When the string "Downloader" is part of a line below, that line should be copied.

EXERCISE MATERIALS Start Marker

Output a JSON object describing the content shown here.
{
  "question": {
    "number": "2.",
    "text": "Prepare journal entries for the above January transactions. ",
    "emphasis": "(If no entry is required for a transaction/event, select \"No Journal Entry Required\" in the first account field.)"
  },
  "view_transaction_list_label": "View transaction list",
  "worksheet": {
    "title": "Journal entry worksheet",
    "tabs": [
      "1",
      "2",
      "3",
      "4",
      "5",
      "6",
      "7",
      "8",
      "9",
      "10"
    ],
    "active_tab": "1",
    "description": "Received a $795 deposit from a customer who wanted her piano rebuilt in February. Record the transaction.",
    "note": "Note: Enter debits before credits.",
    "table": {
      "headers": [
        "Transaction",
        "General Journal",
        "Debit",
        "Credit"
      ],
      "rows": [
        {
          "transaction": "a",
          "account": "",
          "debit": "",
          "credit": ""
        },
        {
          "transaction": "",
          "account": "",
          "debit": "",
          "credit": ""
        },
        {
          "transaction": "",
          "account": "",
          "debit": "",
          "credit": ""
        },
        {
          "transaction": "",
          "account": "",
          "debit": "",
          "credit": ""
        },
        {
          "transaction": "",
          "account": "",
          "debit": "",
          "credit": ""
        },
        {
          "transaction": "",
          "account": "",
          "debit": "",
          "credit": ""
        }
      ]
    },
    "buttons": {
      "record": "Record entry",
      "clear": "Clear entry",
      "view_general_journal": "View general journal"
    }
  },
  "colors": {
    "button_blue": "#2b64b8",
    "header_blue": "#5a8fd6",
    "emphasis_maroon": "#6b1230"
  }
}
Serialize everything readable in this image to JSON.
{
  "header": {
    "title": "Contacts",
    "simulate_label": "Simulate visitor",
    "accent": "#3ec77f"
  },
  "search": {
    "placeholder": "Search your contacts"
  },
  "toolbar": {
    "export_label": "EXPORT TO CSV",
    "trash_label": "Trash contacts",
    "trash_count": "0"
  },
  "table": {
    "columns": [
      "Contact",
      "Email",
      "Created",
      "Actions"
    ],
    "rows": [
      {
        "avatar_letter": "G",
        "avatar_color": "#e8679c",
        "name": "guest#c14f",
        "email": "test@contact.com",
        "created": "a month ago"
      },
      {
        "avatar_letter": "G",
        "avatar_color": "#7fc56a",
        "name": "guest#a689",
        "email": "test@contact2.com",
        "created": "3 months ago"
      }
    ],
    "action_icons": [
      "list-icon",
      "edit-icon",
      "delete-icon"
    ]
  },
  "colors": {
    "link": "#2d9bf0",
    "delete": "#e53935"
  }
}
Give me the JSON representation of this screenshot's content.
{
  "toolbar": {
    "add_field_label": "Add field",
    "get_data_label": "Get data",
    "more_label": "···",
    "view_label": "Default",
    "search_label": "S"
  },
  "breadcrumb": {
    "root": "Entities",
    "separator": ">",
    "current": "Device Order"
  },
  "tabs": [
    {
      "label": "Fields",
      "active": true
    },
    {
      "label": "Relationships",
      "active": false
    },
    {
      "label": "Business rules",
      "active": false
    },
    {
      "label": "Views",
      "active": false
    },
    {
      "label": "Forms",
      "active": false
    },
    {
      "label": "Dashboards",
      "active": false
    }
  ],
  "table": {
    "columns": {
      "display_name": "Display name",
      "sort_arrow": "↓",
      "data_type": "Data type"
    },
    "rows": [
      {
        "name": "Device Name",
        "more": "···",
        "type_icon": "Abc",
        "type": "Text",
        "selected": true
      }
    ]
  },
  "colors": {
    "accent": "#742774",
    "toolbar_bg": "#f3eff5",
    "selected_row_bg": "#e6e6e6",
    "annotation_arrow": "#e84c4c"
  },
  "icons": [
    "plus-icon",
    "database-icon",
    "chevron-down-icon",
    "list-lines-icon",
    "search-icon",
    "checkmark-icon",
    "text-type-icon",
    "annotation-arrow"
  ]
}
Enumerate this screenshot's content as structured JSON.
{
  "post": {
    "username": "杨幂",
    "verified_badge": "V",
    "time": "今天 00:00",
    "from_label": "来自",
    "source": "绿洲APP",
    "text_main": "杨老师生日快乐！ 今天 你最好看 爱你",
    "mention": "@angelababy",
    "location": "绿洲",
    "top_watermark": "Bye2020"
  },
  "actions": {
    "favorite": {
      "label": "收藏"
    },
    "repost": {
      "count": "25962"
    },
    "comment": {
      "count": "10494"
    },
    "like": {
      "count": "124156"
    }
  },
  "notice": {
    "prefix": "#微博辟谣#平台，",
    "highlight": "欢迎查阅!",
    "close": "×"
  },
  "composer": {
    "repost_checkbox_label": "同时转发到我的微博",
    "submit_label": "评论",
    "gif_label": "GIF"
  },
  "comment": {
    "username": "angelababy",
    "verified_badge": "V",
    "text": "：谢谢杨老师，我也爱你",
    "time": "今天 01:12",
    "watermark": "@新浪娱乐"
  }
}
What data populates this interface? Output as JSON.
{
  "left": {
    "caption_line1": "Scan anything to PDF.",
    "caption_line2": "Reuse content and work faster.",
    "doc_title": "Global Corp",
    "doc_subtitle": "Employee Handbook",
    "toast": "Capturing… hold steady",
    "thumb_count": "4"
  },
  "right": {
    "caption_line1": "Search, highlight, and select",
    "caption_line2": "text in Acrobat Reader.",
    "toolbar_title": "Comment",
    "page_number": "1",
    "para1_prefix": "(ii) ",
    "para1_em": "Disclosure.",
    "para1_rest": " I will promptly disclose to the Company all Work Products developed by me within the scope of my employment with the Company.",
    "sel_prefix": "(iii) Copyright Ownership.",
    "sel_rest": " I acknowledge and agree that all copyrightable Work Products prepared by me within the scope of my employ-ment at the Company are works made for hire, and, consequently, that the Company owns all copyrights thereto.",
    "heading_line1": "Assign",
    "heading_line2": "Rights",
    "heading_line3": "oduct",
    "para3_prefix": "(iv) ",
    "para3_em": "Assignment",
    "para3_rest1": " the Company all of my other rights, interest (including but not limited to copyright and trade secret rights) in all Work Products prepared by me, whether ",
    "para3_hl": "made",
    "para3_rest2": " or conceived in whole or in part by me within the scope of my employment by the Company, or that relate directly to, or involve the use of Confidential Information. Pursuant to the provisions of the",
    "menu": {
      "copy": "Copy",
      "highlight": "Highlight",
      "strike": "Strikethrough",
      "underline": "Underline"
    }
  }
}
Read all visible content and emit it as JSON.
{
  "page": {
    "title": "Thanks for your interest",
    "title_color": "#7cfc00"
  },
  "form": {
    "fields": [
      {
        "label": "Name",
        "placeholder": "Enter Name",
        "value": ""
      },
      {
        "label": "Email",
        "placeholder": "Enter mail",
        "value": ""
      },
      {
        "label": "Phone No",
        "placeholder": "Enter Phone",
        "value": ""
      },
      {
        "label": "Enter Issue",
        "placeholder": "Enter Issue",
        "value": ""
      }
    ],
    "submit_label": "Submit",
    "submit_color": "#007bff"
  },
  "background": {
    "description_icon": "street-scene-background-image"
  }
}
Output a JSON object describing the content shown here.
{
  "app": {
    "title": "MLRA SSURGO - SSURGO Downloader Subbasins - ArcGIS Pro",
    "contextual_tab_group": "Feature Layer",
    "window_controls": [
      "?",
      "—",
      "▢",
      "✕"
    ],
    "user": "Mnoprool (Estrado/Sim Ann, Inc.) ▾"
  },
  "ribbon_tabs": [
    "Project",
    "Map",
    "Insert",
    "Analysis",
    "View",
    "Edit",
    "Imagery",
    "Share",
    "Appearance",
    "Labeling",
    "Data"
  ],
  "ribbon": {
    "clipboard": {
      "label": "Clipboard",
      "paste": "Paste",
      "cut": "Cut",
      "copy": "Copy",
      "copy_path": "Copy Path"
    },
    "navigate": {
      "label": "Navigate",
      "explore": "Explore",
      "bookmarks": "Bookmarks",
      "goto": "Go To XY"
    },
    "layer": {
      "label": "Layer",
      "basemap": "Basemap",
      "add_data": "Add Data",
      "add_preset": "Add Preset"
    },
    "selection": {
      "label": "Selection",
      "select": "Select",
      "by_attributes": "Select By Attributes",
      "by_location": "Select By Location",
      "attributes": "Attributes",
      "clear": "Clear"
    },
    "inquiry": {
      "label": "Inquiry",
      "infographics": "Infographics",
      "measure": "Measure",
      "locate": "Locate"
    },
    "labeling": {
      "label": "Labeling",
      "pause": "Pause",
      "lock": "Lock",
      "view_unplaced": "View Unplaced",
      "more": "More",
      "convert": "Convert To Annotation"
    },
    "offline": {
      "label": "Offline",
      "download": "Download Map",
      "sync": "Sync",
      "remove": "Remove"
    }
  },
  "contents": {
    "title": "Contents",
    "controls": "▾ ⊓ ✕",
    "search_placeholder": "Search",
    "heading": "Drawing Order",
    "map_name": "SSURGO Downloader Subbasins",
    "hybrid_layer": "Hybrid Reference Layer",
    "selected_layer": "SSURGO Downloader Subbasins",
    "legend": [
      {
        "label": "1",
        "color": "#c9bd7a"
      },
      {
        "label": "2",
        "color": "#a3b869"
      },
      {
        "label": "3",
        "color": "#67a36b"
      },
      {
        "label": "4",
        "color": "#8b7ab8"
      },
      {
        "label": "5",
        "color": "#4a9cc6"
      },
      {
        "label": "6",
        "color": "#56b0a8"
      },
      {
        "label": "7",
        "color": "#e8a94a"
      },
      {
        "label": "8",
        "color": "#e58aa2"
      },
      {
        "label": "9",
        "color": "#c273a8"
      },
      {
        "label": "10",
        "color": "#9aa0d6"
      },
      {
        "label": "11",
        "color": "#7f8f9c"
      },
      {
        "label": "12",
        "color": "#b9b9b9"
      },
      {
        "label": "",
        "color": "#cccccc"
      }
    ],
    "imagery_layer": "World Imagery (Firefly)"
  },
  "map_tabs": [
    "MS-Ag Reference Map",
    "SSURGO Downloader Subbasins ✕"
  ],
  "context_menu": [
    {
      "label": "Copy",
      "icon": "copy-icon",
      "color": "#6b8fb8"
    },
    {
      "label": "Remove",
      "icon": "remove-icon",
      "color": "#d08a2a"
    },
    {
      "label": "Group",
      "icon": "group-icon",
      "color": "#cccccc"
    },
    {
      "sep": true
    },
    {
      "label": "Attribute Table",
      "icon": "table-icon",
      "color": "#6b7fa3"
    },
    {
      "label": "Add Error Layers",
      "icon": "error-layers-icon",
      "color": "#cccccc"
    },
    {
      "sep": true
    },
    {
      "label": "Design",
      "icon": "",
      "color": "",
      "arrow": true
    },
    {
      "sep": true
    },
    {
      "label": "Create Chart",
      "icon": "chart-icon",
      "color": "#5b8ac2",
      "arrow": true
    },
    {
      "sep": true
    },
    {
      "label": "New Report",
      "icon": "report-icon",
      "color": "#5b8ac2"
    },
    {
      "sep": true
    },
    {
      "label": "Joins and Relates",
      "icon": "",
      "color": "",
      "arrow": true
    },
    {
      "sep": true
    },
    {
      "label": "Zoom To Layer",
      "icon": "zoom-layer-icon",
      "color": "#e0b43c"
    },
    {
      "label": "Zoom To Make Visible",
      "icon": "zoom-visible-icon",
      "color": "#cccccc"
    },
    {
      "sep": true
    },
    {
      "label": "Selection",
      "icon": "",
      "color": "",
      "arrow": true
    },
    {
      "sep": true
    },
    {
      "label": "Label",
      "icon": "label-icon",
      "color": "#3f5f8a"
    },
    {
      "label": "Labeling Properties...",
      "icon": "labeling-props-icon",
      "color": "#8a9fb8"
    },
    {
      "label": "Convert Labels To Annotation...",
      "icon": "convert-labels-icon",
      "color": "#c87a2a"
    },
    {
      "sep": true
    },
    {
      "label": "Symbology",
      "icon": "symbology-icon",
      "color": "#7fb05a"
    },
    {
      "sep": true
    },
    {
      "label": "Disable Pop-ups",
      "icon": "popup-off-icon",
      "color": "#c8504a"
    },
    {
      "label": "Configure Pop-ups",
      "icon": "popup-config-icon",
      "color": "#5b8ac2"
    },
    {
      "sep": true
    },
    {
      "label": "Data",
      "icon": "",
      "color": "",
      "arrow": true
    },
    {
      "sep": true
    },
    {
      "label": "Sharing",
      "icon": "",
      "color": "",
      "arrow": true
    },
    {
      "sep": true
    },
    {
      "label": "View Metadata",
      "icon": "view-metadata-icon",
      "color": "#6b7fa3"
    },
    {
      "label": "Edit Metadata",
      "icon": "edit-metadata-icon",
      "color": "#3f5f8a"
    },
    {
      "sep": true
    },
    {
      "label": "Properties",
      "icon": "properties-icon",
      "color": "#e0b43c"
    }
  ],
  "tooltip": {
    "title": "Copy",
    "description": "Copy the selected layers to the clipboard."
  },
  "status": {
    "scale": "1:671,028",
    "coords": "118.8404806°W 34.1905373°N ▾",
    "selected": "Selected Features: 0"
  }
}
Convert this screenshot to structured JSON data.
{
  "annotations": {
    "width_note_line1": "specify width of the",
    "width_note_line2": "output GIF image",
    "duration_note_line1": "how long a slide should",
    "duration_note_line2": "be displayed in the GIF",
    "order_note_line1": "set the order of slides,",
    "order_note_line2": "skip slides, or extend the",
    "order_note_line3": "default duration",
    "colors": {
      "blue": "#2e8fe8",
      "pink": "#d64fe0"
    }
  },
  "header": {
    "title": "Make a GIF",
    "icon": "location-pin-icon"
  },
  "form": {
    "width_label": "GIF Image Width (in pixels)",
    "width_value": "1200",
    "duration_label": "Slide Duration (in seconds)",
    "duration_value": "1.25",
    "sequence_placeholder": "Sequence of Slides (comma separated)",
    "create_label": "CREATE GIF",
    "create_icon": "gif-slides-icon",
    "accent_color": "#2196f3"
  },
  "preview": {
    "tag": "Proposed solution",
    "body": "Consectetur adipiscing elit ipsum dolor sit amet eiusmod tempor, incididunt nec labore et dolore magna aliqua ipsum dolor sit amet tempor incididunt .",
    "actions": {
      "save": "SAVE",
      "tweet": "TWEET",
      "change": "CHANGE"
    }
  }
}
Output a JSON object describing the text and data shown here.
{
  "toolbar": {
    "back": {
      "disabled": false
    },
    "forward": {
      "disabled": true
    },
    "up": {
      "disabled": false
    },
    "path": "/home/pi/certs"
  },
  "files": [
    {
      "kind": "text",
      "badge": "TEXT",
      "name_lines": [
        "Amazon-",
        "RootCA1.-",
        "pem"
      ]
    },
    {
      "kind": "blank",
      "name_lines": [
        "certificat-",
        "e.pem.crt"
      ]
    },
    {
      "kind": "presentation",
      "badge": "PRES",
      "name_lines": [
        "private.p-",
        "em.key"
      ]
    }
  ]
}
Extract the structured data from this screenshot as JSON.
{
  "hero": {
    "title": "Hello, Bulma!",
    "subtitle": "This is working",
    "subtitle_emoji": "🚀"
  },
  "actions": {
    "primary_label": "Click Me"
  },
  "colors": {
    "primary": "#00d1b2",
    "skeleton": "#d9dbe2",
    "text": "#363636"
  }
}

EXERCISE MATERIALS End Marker

» **ANSWER SECTION**
    "title": "MLRA SSURGO - SSURGO Downloader Subbasins - ArcGIS Pro",
    "map_name": "SSURGO Downloader Subbasins",
    "selected_layer": "SSURGO Downloader Subbasins",
    "SSURGO Downloader Subbasins ✕"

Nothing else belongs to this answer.